[Excerpts from an interface dataset]
--------------------------------

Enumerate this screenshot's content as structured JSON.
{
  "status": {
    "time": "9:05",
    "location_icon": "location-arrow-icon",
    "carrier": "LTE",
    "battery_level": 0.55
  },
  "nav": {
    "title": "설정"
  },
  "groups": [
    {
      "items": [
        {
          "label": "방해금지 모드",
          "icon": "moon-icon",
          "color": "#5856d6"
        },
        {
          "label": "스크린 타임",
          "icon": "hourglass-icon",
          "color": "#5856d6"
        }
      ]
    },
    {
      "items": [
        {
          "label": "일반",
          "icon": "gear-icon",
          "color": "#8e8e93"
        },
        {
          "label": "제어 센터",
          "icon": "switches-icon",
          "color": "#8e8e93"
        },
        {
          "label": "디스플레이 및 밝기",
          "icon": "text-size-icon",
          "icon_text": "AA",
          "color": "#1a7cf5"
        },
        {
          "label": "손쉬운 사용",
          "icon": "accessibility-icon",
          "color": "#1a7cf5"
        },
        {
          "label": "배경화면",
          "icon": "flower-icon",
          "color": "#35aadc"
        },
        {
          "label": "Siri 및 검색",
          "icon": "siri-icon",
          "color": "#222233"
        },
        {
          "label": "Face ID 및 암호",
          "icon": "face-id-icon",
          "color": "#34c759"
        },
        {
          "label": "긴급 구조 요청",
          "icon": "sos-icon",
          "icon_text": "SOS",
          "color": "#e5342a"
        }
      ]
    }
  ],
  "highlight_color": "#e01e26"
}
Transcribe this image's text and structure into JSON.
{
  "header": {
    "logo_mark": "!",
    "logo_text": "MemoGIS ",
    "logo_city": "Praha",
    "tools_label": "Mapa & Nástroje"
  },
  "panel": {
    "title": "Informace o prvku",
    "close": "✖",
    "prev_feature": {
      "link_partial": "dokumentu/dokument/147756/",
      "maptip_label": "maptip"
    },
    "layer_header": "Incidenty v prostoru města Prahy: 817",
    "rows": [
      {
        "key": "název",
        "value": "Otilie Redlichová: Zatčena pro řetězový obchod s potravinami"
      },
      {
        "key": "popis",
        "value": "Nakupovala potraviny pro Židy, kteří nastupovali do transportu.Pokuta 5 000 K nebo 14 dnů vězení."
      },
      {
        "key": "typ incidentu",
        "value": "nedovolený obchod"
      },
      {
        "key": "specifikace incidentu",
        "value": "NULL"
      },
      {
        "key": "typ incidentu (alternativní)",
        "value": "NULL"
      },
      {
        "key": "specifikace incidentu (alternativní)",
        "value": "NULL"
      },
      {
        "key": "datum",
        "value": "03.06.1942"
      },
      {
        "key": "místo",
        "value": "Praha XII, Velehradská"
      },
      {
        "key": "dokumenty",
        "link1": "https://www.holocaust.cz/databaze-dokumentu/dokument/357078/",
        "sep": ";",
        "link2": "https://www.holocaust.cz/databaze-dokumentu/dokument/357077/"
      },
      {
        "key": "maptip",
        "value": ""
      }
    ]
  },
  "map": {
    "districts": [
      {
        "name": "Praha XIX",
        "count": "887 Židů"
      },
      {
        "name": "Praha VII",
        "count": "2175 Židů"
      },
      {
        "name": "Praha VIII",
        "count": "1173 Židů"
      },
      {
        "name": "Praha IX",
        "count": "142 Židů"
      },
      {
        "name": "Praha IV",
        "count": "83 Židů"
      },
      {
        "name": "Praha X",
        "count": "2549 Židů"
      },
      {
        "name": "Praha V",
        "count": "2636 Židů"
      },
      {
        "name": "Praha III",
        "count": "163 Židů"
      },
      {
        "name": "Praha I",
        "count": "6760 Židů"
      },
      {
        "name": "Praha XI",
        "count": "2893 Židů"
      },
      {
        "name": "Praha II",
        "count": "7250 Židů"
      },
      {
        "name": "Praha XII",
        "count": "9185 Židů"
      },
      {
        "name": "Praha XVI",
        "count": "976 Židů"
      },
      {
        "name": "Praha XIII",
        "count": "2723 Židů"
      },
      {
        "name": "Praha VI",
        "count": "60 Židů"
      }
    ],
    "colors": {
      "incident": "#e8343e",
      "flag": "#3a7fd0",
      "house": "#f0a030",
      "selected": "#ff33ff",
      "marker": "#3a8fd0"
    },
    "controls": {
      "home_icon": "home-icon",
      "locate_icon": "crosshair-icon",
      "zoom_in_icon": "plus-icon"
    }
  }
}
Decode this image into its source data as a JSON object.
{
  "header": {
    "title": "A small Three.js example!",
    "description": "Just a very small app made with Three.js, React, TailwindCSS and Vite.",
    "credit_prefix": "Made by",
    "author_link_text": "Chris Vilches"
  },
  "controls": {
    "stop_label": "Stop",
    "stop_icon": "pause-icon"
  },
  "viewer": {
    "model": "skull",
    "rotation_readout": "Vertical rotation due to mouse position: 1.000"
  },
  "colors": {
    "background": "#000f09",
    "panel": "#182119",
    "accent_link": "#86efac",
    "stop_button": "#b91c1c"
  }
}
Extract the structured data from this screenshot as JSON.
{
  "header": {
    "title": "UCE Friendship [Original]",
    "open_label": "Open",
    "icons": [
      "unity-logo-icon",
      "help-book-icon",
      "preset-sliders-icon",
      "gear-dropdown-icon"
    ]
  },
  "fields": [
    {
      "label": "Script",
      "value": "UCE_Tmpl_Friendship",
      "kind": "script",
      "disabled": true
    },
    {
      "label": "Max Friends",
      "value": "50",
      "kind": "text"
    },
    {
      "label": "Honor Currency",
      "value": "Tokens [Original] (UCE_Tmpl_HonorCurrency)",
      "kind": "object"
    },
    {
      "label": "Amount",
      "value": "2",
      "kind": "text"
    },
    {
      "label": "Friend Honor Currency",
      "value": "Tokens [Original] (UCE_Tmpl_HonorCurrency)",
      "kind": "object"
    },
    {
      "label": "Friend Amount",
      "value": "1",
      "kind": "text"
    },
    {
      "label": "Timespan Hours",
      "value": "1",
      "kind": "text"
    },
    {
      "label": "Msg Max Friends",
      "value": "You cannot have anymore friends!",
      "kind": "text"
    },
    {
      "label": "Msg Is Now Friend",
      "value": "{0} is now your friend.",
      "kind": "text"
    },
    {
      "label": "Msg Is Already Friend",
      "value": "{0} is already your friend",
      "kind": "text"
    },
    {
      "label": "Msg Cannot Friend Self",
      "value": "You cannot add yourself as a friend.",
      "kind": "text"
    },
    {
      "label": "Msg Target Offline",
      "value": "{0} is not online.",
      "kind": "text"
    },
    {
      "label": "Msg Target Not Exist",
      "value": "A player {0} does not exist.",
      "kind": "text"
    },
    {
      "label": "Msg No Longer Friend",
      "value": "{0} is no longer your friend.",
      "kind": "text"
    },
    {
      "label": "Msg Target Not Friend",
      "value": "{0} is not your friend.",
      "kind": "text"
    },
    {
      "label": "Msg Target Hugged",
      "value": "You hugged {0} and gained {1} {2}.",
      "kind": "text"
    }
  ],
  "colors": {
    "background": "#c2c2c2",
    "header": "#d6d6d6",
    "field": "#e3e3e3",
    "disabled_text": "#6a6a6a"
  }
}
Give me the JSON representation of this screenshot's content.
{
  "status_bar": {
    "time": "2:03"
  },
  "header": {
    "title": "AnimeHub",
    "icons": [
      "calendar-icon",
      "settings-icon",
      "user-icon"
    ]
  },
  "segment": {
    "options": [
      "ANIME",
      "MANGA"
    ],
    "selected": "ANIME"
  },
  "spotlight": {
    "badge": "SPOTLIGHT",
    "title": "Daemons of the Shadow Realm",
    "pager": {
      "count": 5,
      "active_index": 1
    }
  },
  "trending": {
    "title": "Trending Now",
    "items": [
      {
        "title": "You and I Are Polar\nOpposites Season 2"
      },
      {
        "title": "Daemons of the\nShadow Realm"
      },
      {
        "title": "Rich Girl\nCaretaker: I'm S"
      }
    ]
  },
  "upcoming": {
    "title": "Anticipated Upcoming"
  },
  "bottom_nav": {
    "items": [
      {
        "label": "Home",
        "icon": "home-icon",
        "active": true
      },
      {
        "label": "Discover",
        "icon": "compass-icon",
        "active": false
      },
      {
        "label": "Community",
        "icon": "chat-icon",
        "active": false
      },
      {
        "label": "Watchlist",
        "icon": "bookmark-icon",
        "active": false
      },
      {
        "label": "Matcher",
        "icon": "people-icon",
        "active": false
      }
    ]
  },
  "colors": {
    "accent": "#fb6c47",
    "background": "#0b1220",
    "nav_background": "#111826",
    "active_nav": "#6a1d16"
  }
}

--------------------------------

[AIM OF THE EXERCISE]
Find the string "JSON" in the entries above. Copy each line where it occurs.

[RESPONSE TO THE TASK]
Enumerate this screenshot's content as structured JSON.
Transcribe this image's text and structure into JSON.
Decode this image into its source data as a JSON object.
Extract the structured data from this screenshot as JSON.
Give me the JSON representation of this screenshot's content.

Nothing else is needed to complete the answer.